- **Source material**
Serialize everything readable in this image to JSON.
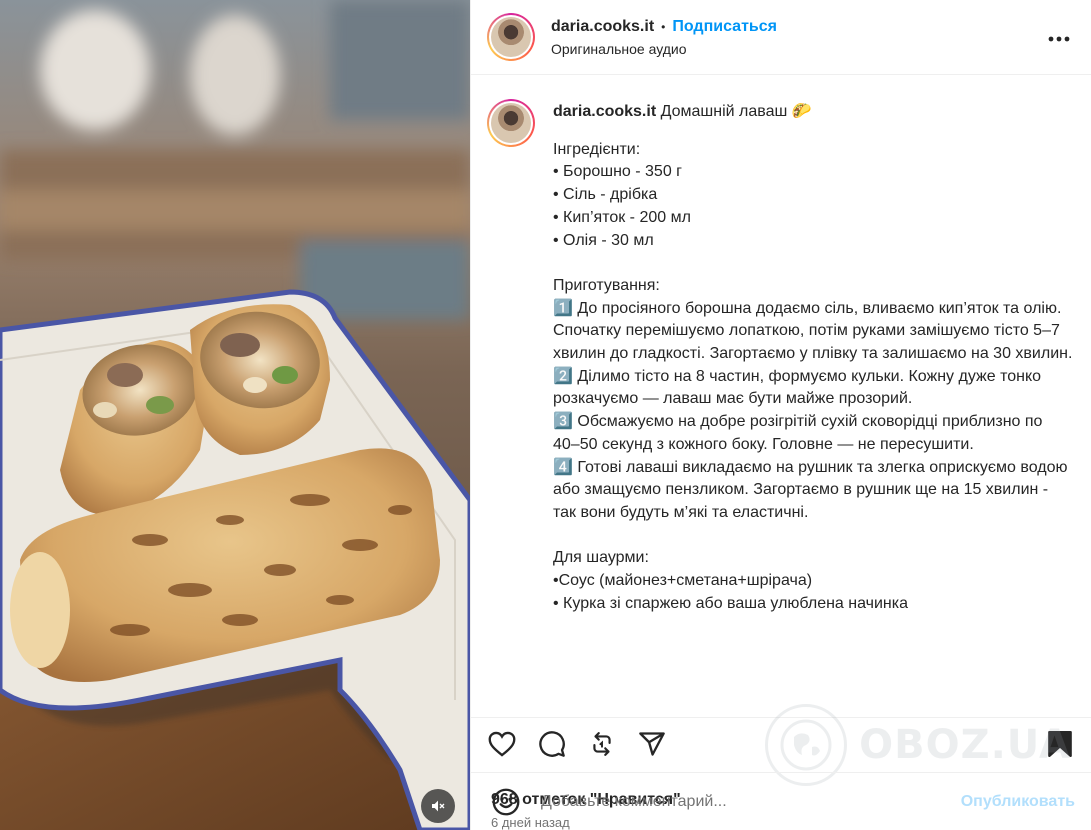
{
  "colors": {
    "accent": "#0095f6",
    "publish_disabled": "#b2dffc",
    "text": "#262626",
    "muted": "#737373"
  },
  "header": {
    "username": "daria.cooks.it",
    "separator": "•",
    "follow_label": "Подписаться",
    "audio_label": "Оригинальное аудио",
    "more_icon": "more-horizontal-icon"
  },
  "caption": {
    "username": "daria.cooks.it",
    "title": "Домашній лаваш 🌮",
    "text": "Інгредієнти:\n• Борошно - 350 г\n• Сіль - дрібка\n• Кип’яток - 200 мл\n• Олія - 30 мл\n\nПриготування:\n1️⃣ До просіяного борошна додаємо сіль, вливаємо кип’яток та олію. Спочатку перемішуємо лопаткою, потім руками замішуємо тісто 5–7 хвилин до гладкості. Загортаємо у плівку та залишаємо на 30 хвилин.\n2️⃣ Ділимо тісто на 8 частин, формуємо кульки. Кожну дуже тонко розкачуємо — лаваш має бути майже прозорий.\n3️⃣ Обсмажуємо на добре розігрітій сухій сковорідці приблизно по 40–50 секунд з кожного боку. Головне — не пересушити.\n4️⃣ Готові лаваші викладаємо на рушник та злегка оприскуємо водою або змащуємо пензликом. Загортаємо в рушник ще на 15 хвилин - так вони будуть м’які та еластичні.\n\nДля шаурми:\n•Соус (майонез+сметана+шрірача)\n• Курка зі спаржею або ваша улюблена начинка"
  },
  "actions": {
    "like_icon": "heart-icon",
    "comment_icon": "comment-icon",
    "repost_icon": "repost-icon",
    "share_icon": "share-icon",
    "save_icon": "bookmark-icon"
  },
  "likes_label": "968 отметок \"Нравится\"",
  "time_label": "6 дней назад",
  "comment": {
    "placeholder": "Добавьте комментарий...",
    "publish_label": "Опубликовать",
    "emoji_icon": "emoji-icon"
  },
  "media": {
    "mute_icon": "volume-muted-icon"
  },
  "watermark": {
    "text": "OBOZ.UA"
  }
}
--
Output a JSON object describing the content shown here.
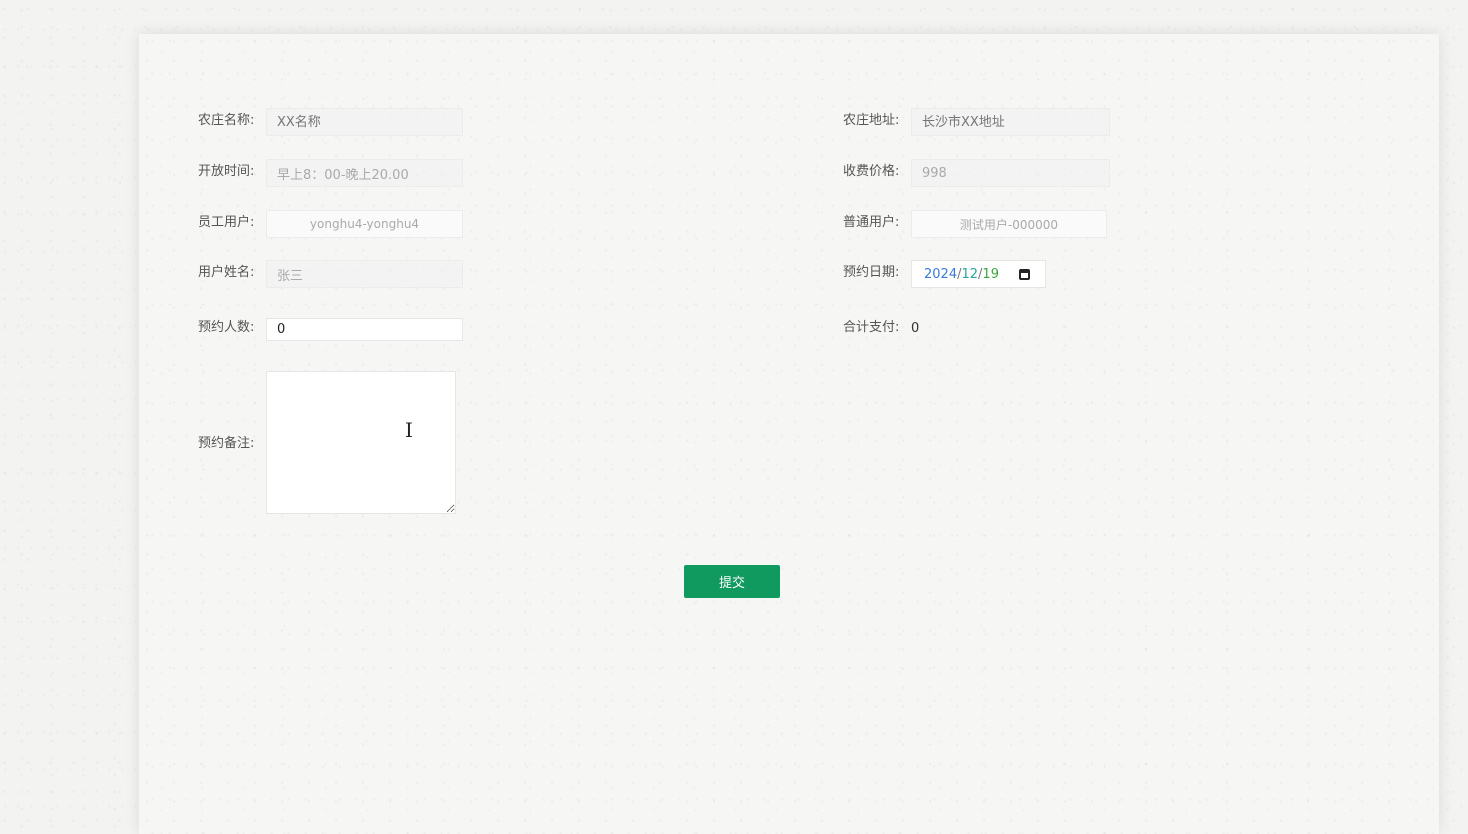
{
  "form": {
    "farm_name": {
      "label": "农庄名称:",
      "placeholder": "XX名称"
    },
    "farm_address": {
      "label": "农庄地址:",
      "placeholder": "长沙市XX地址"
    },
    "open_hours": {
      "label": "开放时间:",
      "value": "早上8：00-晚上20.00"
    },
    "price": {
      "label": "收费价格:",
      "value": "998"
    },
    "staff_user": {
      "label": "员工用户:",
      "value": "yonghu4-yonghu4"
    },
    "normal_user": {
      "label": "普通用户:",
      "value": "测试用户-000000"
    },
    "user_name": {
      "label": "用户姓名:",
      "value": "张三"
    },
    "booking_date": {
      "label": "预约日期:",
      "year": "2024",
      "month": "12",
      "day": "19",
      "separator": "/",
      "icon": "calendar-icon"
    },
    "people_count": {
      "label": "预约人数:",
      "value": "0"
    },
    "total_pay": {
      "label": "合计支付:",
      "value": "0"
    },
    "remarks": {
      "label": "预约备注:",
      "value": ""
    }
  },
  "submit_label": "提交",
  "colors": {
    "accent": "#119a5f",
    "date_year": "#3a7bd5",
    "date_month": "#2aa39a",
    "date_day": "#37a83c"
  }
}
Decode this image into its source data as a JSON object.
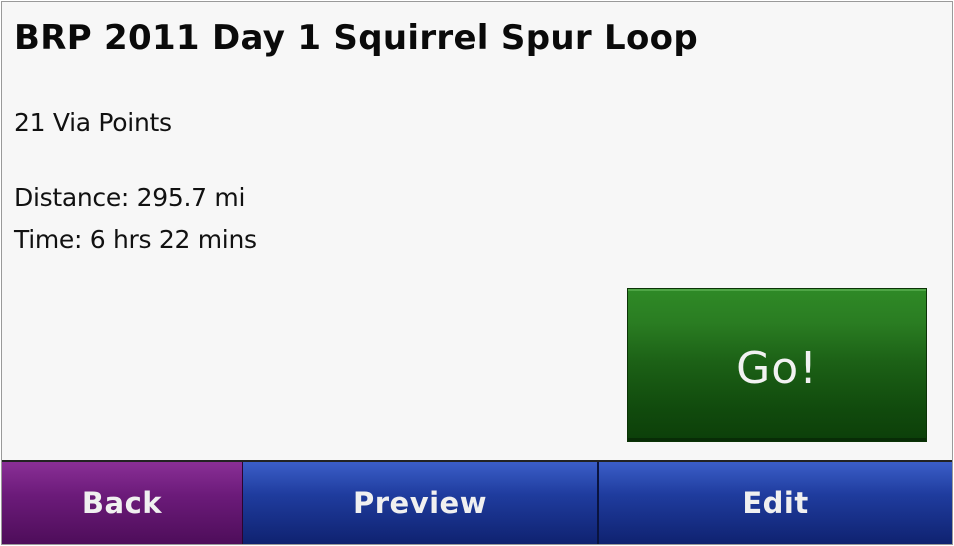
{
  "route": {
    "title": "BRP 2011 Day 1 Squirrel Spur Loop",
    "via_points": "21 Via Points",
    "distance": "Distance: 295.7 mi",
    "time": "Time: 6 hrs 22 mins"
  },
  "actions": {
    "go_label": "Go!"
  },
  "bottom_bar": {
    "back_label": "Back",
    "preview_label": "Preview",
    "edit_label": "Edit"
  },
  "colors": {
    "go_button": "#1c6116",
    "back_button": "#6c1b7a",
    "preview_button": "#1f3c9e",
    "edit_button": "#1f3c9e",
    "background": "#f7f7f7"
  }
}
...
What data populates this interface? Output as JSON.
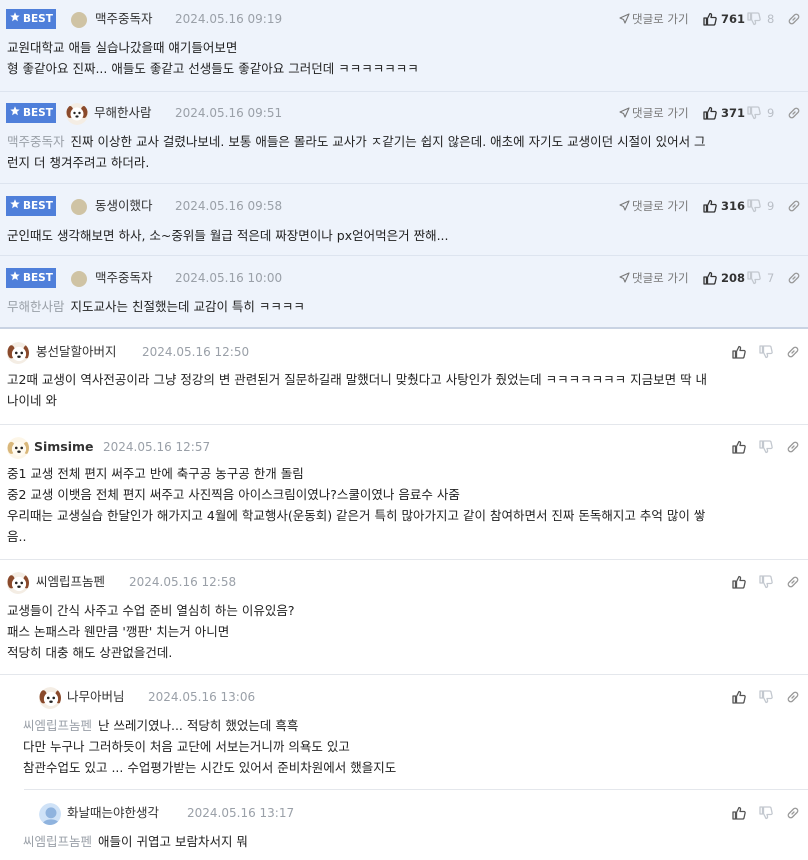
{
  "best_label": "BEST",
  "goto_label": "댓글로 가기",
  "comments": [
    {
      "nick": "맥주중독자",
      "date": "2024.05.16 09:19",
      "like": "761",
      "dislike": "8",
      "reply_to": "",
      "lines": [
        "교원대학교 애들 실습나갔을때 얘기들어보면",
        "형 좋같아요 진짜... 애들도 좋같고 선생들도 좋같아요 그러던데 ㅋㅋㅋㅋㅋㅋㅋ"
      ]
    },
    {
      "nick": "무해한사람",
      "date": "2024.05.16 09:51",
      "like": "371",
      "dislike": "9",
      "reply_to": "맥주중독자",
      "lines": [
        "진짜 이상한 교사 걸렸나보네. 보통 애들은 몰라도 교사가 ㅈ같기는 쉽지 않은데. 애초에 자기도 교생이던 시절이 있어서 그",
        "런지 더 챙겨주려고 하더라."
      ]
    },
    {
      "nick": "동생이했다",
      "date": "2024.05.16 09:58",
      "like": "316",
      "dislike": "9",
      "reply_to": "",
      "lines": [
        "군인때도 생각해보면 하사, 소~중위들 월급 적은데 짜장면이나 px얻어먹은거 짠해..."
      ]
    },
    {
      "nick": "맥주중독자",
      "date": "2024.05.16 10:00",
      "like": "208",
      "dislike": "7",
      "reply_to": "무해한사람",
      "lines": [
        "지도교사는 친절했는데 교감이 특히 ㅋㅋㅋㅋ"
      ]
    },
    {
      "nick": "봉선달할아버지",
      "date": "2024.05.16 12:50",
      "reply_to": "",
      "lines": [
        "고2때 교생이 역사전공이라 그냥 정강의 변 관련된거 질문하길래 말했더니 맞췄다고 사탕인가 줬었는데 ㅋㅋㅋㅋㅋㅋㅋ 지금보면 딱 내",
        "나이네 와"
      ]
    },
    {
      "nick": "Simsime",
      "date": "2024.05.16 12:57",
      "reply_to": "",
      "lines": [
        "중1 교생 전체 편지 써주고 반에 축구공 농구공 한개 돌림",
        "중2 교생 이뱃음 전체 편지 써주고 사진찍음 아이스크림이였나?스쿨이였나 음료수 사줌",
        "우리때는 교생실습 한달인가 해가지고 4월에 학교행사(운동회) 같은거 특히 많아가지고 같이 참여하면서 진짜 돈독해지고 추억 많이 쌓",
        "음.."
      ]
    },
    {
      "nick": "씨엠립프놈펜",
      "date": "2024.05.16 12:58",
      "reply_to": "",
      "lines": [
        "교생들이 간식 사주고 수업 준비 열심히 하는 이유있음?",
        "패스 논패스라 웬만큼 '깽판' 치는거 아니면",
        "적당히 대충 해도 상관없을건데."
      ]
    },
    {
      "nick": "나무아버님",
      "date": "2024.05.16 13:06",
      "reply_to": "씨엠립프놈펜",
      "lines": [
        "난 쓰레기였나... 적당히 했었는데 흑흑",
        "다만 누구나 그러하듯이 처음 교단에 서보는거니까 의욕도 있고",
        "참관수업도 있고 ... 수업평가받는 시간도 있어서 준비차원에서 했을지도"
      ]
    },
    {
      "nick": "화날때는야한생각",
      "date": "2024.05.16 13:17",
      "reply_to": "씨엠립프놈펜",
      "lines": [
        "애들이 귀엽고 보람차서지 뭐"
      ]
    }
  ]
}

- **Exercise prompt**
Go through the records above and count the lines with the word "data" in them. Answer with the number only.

- **Written reply**
2